This strand of political correctness cannot be explained by reference to deep moral principles. The answer, I believe, to the puzzle of where it comes from is that what governments want above all — certainly what this New Labour government wants above all — is power. If the population can be made to feel guilty about having feelings which are innate and unchangeable, it will be a docile population. British governments used to be, and ought to be, organizations that are grudgingly allowed a strictly limited and necessary range of powers by voters who decide their morality and way of life for themselves. New Labour is turning instead into a kind of Church which preaches that we are all damned, but which offers chances of partial absolution provided we acknowledge our sinful state and obey the fathers of the Church implicitly.

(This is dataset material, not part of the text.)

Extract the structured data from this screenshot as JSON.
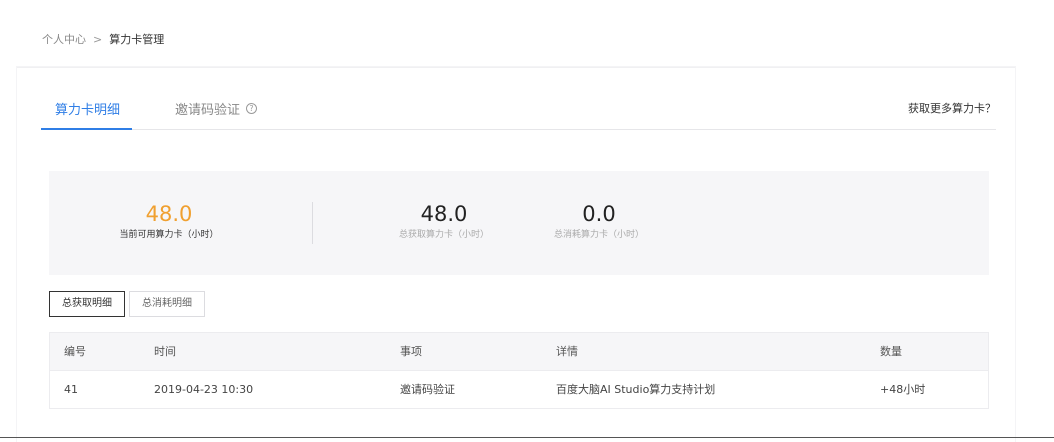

If the ethnic minorities were not so useful as a tool to help the government pull off this trick, I imagine New Labour would lose interest in them. At present it cherishes them, because they enable it to work this strategy against the rest of us with such success.
We have had bad governments in the past. Arguably, it is in the nature of politics that any government is to a greater or lesser extent a bad government — the most one can hope for is “less bad”. But this New Labour government is more than just a bad government. Unprecedently in my experience, New Labour is an evil government.
New Labour is trying to change Britain from a relatively free society into a society of serfs. At a time when the Conservative Party seems to have lost the ability or taste for real opposition, it may seem that all the cards are in the government’s hand, and there is little an individual can do to resist.
But there have been cases of much more monolithic State oppression that have been overthrown by “little people”. In her inspiring 2002 Reith Lectures under the title A Question of Trust, Onora O’Neill (Lady O’Neill, Principal of Newnham College, Cambridge) suggests how this can happen by describing how humble individuals began to resist tyranny in the former communist Czechoslovakia:
The Communist Party of the People’s Republic of Czechoslovakia used to send bulletins with Party slogans and messages to be displayed in all shops. These mind-numbingly boring Party slogans were so familiar that they became invisible: yet displaying them represented support for the regime and its oppressions, a small connivance, a small lie. Refusal to display those slogans, to endorse that view of the world, was a small act of truth and courage, and ultimately of power, that was open to the powerless. From small refusals larger and bolder action followed.
In 21st-century Britain, no-one is required to display slogans about the dictatorship of the proletariat. But anyone who participates in public life is being frequently required to sign up to the idea that preference for members of one’s own race and nation over others is wicked — implying that there could be a human society in which such feelings were not widespread.
I refuse to endorse that lie.
(In closing: readers are free to agree or disagree with what I have written here. Either way, please don’t expect me to respond to correspondence about it. I have a demanding job, and I just have not got the time.)
last changed 14 Nov 2017